Thursday October 1, 2020
Our drive from Yampa River SP to Fruita CO was uneventful. We enjoyed some pretty spectacular scenery along the way. Colorado Hwy 13 brought us right into the community of Rifle. We wanted to drive through town and find a nice spot to eat lunch but the Garmin GPS wasn’t specific enough as which exit to take a turnabout so we missed a turn and wound up on US6.
That worked out OK as we eventually jumped on I-70 and went a rest area in the town of Parachute (1000 souls). The rest area seems to have been established by local merchants and is unlike any state or federal highway rest area we’ve visited. It’s parking area is small- maybe large enough for two RV’s and 10 cars. BUT across the street are no less than two marijuana dispensaries with a total of seven in town! One by the name of Tokin Tipi which initially I thought was a taco joint, and the Green Joint a nursery.

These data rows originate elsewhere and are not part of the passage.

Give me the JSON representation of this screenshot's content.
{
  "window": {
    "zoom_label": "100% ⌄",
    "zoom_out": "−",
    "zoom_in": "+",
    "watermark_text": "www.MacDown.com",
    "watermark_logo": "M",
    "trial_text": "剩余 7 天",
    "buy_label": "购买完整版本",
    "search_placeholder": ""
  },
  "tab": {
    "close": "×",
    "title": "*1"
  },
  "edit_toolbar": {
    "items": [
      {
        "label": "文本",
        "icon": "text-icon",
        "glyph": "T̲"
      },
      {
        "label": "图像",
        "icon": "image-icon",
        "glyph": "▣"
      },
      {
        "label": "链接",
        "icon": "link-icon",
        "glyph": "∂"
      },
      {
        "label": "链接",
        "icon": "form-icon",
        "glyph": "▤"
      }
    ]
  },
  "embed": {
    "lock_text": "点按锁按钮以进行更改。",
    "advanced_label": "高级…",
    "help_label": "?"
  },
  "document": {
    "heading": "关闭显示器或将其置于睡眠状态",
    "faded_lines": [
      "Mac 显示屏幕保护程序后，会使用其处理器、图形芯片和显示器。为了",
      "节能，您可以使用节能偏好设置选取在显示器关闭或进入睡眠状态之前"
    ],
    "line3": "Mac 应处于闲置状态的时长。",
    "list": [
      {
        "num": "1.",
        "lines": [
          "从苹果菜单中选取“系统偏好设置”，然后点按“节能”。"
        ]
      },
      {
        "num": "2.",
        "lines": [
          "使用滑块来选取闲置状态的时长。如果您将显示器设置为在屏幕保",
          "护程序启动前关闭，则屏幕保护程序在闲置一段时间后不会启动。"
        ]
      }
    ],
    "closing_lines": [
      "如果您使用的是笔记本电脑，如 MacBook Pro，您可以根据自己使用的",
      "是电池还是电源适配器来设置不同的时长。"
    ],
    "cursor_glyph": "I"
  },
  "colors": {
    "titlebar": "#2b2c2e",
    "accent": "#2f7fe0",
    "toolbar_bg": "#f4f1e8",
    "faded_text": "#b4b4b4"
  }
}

Holy cow, am I gullible or what. Then I saw the light, er, the traffic pulling in and out of those establishments’ parking lots. A thought crossed my mind that if those tokers get hungy right next door is a Mexican food joint and a Chinese restaurant. I assume a good portion of the profits from the sale of “buds” goes back into the community as taxes because as we leave town we pass the most drop dead gorgeous athletic field we’d seen outside a professional ball park. I don’t think that most towns of 1000 souls could afford anything like that.
We take I-70 through the Colorado River Canyon and out into a large broad valley, appropriately named Grand Valley, to the Monument RV Park located in Fruita, CO (12,646 souls). The park is pretty nice as far as RV parks go. We’d like it a lot better if there was grass between sites rather than gravel, but it’ll do for three nights.
Fruita was originally home to the Ute people before they were moved to a reservation. The town was established in 1884 by white farmers as a fruit producing region- mostly apples and pears were grown. Today the city is well known for it’s outdoor sports activities such as mountain biking, rafting and hiking as well as it’s proximity to the Colorado National Monument.
So back to the title- The Colorado Monument is not what some may think such as a statue or an obelisk, its actual name is the Colorado National Monument. Monument status was established in 1911 and several efforts have gone forth to upgrade its status to National Park.
As the National Park Service website states “Colorado National Monument preserves one of the grand landscapes of the American West. But this treasure is much more than a monument. Towering monoliths exist within a vast plateau and canyon panorama. You can experience sheer-walled, red rock canyons along the twists and turns of Rim Rock Drive, where you may spy bighorn sheep and soaring eagles.”
The Monument is just a couple of miles from our campsite so how can we resist? A word of warning to you big rig drivers- there are a couple of tunnels that your rig might not fit through and the road is very twisty, steep in places with long drop offs and nary a guard rail in sight. Fifteen and twenty mile an hour curves are the norm even though the posted speed limit is 35mph. But it is a spectacular road in a spectacular park. I found it interesting as one looks up the canyon the road is imperceptible- ya just can’t see it- but it’s there.
We drove the Rimrock loop which put us close to Grand Junction (58,566 souls) the seat of Mesa County. Downtown is pretty neat as the streets are lined with planters containing flowers and trees which not only beautify but act as traffic calming devices. The city’s name derives from the convergence of Grand, renamed the Upper Colorado and the Gunnison Rivers.
We are so glad we stopped in Fruita so we could visit the Monument. To me it’s reminiscent of combination Zion National Park with a touch of Bryce Canyon thrown in. The colorful rock cliffs are a sight to see as are the many spires created by the forces of erosion.
We also climbed Dinosaur Hill, located outside of the national monument, where 600 pound dinosaur bones were discovered. The hill had a great trail with signs explaining its geology and how the bones were discovered and recovered.
We also were fortunate to visit the Fruita Paleo Area located within the McInnis Canyons National Conservation Area. The one mile loop trail has excellent signs explaining the geology and paleontology of the area of which there are two separate excavations.
Downtown Fruita looked like it was getting ready for a festival. Cross streets off of the main drag had been blocked off to auto traffic and outdoor seating put in the street. I assume it is Fruita’s merchants way of dealing with the COVID-19 virus- no indoor seating so they improvised.
Our next stop has to be classified as Plan C with Plan B again washing out. Our original Plan B was to visit Arches and Canyonlands National Parks. Again, RV site availability prevents our visit as all the parks in or near Moab are booked solid through the third week of October. We’ll settle for Plan C as that plan will take us to another beautiful place!